After a few seconds staring at him, the general slowly, clearly states, "I don't know what's in that other box. But I DO know the box I am sending them DOES contain useful weapons. It worked in the last war."

An admiral looks across to the general and says, "Don't you mean the war before that one? But the point is," the admiral continues, directing his remarks now to the junior officer, "that the box we are sending is known to work."

The junior officer says nothing, but a civilian working in the office, cleaning up, says, "Why don't you look into the other box, sirs?"

Glares, not very friendly, meet this civilian. "We don't need to," a formerly silent general said. "We ALREADY KNOW what's in that other box is not any good; so why bother checking?"

The civilian asks a few more questions, and ascertains that the commanders have no idea - not even a clue! - what is actually in the other box; but in spite of that fact, they will not be dissuaded from their card game, nor persuaded to investigate the other box - even though the lives of the soldiers on the front lines may well depend on it.

The generals have their priorities - they have a card game going on!

The box of useless material is sent off, while the box that could save lives remains beside the wall.

Soldiers die. The commanders play more cards and drink more beer.

What is the point of the above?

Sam and Bill discuss this.

Sam says, 

Let me explain. Draw an analogy.

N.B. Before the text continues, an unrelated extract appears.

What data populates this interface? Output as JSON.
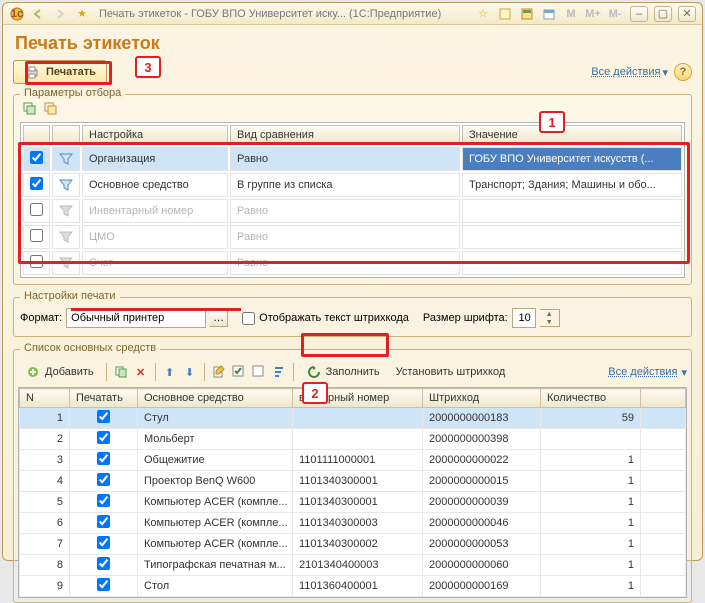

Let the commanders be creationist scientists.

The front line soldiers could be college students. Their enemy is the argument that science has disproven the Bible (for example, via evidence for evolution, which is not true).

The bad ammo box is bad creation science - some creationist theory that has many scientific problems, so that it cannot scientifically work - except by miracles (extra ones not mentioned in the Bible, added just to fix the impossible science).

The box with good ammo is some other, good, scientifically sound, theory - which is being ignored by creation scientists.

The soldiers trying to use the ammo, having grenades explode in their hands, can be college students trying to use the theory that needs miracles to work, to explain to others how scientific it is to believe in creation - the explosion of the grenade injuring the soldier is those others' throwing back the students' theory pointing out how unscientific it is.

The refusal to look into the good box, by the commanders, is the refusal of creation scientists to examine good theories - due to bias.

Bill says,

Not true! Creationists are working hard, trying to help! Some have faced opposition; they are not goofing off. They put in lots of time and effort, speaking, writing, etc. You just fail to appreciate them!

Sam says,

I am just trying to open the eyes of those creationists, since bias seems so easy to see in others - not so easy to see in oneself. An illustrative story may help as it did with David in the Bible, when Nathan presented such a story. 20

Miracles In, Creationism Out

Miracles In, Creationism Out

Miracles In, Creationism Out, at, is an example of the impact of creationists' invoking miracles, on evolutionists.